“We signed another guard from Lafayette, Louisiana [Trey Touchet] that lost in the state finals and won state a year ago. He was player of the year in the state as a junior. We think he’ll help us in the backcourt.
“We signed another young man out of Taft High School, Chris Sandifer, who is a wing player. He can shoot it and he’s a great athlete. He had 51 [points] in a game this year. He’s a talent.”
The first day that teams can sign players this spring is April 16. Floyd and his staff are hard at work trying to bolster the 2014-15 roster.
“We have added a power wing commitment and another guy who’s a point guard commitment that I can’t speak about because they haven’t signed,” he said. “They both have won at a high level, which I like. We may have addressed a lot of our needs there. We may take another guard though. We’ll talk about what our needs are as a staff and we’ll have exit meetings with our players in about three days after this thing has passed.”
The Miners should be one of the favorites in Conference USA next season, along with Louisiana Tech. Tulsa departs for the American Athletic Conference, along with East Carolina and Tulane. Middle Tennessee and Southern Miss lose a bunch of seniors. Western Kentucky joins the league. The Hilltoppers are a wild card, coming off a 20-win season with their top four scorers due back.
UTEP will tackle a loaded 2014-15 non-conference schedule.
“We’ve got Washington State rolling in here next year,” Floyd said. “We’ve got Arizona rolling in here. We’re at Colorado State. We’re in a big tournament out in Anaheim [over Thanksgiving]. We’re going to continue to try to build our schedule. We’ll have younger guards next year and we’ll have some older players that should be ready to go and try to compete for an NCAA berth.”
In order to take the next step in 2014-15, the Miners will have to re-establish a home court advantage that was lacking this year. UTEP tied its second-most losses in the Haskins Center (seven) but nearly made up for it by going 8-2 on the road. The Miners averaged 8,088 fans at home, but had over 11,000 for three of their last four regular season games.
“Our crowds were phenomenal all year long,” Floyd said. “They should be encouraged that we have the majority of these guys back next year and there will be new additions coming. We hope to improve again. The bottom line is you’ve got to try to win your conference and conference tournament to have a bid.”
Floyd was asked how he wants the fans to remember the 2013-14 UTEP Miners.

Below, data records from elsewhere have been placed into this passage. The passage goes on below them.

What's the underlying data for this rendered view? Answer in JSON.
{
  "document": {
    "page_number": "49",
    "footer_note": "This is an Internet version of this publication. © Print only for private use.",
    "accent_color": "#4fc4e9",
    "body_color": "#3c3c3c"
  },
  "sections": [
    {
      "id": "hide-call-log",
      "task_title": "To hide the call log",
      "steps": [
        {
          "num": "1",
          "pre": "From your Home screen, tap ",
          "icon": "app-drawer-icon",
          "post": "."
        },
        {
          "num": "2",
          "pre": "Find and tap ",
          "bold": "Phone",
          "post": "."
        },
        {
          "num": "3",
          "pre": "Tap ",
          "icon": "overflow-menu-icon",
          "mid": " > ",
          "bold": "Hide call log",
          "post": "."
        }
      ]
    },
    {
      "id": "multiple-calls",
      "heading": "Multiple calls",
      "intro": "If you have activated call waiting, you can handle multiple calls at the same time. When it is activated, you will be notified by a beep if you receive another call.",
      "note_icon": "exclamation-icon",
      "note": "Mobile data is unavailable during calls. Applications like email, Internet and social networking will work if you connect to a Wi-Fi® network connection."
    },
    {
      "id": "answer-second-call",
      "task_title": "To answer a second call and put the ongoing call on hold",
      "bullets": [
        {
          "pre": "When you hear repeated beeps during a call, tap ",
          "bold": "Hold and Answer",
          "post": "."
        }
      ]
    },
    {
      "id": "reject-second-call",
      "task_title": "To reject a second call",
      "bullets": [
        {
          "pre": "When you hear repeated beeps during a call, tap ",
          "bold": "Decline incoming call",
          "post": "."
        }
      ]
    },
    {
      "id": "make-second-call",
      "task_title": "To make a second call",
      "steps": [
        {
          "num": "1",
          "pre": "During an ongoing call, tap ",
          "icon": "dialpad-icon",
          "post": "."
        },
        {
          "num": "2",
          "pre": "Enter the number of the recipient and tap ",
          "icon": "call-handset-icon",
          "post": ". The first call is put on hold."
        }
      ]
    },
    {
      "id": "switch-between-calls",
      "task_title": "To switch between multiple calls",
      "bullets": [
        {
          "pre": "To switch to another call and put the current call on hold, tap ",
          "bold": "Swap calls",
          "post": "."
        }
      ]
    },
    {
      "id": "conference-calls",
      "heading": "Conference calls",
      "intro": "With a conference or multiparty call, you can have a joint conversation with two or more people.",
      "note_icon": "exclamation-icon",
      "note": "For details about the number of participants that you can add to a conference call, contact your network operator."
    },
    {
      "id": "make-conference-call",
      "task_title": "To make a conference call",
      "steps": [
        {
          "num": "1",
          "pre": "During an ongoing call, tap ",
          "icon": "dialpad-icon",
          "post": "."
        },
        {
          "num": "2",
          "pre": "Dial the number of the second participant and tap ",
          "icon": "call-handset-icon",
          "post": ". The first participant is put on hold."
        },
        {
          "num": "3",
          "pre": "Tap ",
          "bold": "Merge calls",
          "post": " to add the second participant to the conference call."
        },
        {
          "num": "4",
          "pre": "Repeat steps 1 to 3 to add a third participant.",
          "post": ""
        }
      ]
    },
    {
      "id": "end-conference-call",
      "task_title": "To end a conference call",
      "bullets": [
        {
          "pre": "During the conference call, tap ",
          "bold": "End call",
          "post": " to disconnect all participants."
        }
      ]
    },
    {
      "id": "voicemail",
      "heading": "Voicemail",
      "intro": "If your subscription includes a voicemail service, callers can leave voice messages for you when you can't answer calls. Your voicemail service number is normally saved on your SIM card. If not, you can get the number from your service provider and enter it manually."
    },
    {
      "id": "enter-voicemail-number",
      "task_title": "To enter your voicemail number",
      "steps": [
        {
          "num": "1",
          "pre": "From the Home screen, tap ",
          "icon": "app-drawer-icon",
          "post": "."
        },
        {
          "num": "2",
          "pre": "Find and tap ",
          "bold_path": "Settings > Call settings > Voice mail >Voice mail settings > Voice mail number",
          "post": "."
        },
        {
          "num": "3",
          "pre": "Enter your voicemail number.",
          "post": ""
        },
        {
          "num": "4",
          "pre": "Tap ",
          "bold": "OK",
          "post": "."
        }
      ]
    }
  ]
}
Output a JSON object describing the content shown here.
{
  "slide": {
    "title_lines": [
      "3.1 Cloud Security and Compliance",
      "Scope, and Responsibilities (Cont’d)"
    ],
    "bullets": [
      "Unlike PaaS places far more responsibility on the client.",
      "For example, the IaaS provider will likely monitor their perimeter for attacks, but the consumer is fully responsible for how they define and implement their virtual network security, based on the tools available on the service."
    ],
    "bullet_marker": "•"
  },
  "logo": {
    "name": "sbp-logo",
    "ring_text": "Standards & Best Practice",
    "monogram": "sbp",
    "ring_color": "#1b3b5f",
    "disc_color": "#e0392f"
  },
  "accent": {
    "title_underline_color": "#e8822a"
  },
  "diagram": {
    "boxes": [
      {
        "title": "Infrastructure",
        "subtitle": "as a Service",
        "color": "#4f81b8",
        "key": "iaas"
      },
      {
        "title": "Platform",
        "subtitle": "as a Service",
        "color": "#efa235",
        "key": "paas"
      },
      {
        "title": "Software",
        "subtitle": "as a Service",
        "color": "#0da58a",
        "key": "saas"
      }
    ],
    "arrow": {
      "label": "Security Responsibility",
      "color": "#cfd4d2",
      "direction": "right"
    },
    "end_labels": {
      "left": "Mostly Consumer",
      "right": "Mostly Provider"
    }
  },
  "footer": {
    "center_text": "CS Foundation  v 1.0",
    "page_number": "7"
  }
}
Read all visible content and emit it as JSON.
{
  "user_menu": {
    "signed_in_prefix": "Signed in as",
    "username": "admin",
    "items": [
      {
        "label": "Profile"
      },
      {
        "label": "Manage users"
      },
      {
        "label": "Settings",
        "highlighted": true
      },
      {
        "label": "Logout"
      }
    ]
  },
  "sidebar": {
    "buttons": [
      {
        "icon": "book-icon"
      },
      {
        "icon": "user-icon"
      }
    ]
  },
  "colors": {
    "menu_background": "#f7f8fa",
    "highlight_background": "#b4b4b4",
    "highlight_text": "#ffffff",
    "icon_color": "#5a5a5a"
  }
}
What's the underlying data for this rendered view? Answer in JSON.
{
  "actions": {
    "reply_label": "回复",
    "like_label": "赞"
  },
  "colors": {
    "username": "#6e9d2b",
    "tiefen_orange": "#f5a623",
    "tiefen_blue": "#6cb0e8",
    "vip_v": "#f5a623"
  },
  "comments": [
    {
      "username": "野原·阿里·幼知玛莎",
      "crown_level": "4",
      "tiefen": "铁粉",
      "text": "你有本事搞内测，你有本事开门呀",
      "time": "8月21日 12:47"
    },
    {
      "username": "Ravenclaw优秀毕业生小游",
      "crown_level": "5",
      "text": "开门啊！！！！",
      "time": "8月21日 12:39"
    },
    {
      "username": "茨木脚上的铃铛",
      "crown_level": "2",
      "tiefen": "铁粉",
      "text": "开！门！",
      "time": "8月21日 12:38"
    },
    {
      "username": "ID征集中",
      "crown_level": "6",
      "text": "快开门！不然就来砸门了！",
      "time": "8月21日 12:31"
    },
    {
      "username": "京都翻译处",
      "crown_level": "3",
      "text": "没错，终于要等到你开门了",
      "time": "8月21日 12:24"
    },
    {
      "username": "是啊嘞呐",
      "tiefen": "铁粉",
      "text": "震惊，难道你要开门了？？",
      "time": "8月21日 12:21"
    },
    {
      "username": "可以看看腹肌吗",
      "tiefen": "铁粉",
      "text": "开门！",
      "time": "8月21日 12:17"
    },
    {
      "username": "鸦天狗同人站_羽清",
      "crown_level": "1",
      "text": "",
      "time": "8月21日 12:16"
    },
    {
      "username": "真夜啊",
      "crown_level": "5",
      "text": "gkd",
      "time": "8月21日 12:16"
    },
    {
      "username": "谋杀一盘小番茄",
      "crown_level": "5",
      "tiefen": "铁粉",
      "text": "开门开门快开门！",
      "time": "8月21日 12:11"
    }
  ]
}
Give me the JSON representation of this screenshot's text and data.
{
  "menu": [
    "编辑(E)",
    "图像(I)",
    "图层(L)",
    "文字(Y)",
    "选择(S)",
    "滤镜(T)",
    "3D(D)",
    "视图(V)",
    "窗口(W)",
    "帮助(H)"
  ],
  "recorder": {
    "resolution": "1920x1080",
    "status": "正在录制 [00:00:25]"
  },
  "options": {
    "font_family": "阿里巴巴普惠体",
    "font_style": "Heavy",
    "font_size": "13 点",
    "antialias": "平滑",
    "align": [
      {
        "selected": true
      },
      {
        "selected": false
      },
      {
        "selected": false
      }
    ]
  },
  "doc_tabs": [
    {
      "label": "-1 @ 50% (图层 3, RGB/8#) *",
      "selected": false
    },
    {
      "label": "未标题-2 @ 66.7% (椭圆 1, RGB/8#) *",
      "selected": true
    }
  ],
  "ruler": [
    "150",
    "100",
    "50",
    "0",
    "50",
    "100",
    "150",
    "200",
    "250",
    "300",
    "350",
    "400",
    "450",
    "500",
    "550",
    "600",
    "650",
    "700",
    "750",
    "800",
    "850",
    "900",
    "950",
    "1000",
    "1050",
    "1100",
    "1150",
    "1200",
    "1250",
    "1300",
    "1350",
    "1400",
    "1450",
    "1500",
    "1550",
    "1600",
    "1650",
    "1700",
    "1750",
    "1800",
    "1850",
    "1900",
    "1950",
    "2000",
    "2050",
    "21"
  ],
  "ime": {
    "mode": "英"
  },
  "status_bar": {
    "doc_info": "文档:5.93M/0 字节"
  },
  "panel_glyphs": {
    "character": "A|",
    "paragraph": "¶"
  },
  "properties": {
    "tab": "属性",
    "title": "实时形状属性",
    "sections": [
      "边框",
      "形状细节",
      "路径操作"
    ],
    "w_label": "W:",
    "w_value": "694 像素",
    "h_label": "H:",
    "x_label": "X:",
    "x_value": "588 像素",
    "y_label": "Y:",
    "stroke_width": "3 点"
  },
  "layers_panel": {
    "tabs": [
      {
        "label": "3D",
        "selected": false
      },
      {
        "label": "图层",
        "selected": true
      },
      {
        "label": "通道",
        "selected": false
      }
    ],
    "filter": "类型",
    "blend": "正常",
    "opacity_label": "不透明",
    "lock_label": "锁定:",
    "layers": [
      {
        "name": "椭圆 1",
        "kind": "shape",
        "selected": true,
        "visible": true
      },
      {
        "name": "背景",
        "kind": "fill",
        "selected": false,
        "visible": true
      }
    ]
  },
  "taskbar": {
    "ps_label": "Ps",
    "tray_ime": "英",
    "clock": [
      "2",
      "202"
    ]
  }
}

“A team that was really a great road team and a team that gave some people a lot of hope when it didn’t appear that we had hope back in December,” he said. “Hope is a great thing. People have to have something to look forward to, and I think they have a lot to look forward to next year because of the number of returners.